The call to action stems from at least four recent racially-tinged alleged incidents:
1. The first incident, of course, was the mass shooting at an Antioch, Tennessee Waffle House, April 23, in which a gunman killed four young people of color before being stopped by an unarmed customer.
2. Oddly, at almost the exact same time as the shooting, a black woman in a Waffle House in Saraland, Alabama, 400 miles to the south, was tackled by police who "placed a hand on her throat and exposed her breasts," and at one point threatened to break her arm.
3. Four days later, a black customer said she was locked outside of a Waffle House in Pinson, Alabama, while the restaurant continued to serve white customers.
4. Most recently, on May 5, viral video shows a Warsaw, N.C. police officer choking and slamming a 22-year-old black man who was at a Waffle House after taking his 16 year-old-sister to her high school prom.
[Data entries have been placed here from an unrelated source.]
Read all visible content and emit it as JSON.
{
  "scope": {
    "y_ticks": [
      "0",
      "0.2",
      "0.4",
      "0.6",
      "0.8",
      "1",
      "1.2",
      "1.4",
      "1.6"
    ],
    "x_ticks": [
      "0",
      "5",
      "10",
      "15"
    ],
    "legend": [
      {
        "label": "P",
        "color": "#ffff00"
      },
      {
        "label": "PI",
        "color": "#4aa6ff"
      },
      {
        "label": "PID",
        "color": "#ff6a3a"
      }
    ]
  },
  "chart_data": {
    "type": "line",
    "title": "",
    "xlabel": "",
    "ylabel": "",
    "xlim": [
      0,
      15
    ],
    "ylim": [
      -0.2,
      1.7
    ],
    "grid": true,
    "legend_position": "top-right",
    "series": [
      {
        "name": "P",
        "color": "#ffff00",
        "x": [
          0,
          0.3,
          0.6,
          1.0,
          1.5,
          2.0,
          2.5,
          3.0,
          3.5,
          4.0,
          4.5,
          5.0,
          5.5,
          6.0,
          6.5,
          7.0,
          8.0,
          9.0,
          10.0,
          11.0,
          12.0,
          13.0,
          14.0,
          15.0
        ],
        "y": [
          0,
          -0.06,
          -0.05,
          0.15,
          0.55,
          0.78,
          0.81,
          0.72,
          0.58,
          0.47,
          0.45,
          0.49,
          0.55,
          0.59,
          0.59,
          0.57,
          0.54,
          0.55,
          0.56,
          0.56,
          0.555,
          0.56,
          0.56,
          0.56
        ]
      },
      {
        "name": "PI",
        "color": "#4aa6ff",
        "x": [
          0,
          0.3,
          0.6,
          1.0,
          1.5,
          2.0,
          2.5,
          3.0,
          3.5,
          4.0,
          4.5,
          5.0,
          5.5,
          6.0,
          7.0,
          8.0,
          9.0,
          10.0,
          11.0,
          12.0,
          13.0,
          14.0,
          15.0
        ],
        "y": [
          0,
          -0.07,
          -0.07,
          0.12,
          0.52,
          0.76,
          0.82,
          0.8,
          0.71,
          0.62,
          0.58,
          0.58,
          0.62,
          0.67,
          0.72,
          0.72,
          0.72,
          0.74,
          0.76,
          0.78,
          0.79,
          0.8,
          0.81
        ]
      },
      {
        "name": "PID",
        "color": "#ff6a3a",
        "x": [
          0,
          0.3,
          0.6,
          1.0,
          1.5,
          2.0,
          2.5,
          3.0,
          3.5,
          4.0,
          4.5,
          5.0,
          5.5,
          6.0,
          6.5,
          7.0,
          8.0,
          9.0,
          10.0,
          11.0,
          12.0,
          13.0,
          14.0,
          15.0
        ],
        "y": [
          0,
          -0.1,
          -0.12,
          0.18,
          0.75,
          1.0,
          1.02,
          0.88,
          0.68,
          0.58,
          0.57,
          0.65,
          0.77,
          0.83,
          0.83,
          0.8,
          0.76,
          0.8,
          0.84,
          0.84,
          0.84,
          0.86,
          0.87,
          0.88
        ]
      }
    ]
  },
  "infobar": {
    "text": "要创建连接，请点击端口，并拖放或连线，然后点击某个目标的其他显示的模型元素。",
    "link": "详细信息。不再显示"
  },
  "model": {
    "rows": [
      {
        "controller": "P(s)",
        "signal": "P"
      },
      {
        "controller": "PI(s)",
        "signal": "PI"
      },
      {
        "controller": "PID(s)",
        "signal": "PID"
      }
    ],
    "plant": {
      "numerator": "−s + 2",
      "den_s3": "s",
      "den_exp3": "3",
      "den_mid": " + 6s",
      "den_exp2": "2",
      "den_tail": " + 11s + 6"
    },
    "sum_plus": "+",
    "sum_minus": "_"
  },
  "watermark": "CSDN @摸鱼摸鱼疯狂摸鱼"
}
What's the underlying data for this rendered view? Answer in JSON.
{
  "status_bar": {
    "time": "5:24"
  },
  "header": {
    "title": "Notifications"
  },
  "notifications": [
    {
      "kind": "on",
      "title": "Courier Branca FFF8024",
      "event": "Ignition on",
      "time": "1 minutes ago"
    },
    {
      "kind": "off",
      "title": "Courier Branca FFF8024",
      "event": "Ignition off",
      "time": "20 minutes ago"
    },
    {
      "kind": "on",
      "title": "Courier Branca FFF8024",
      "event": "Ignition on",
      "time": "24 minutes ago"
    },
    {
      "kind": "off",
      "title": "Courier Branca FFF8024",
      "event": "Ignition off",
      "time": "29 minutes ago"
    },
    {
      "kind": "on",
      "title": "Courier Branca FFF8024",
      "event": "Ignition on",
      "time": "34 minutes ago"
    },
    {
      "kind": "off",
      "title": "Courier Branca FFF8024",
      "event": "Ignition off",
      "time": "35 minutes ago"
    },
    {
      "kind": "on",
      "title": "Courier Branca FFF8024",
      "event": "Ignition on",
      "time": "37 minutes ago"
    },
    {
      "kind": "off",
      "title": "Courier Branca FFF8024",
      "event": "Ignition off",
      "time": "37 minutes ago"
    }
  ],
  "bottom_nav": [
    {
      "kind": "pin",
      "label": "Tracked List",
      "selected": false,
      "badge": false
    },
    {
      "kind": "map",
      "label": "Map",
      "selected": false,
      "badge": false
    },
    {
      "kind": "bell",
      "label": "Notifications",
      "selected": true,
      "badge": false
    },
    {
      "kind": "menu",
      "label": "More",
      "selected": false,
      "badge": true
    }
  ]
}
"I wish people would not blow things out of proportion and not let one situation create any additional situations," Warsaw Police Chief Eric Southerland told a newspaper.
But King is by no means alone in drawing a line from one incident to another, and asking people to boycott the 1,800-store chain, which is privately held and concentrated in the South.
The head of the NAACP Legal Defense and Education Fund released a statement:
"We're once again outraged by a video showing police officers using excessive force on an unarmed, non-violent African-American Waffle House customer. Once again this incident was sparked when a Waffle House employee called the police after the patron allegedly complained about customer service. And once again the police responded with violence."
And the influential activist Shaun King tweeted that he was "done" with the chain.
Dear @WaffleHouse,-- Shaun King (@ShaunKing) May 10, 2018
Listen to me.
I wanna be clear on something.
I'm done with your corporation. Permanently.
I'm asking my followers to just be done with you too.
You need to go out of your way to address the brutality people are experiencing in your establishment. https://t.co/hLdsHEA57r
I tried without success to get a comment from Waffle House. I also can't find any statement from them so far about the most recent incident.
However, they defended employees who called police in Saraland, and as the New York Times reported, these kinds of allegations are not exactly new:
Waffle House ... has also faced multiple lawsuits from customers complaining about racist treatment from employees.
Some plaintiffs said that restaurant workers used racial epithets and ignored black guests while catering to white customers, and the chain's restaurants have tangled several times with the Equal Employment Opportunity Commission, which serves as a discrimination watchdog.
The company has long rejected allegations of racial bias, and its laminated menus used to offer a more wholesome version of history than the one critics raise: "America's Place to Work, America's Place to Eat."
What's different now, however? Of course, it's partly that everyone has a camera and access to social media.
But there's also palpable progress in the national tolerance level: people just aren't as willing to do business with brands that treat customers this way as they once might have been--especially minority customers.
That's why you see companies like Starbucks and Nordstrom Rack moving very quickly now to apologize after incidents in which their employees called the police on black customers.
And it's why Waffle House will have a very steep hill to climb, if these calls for boycotts take hold.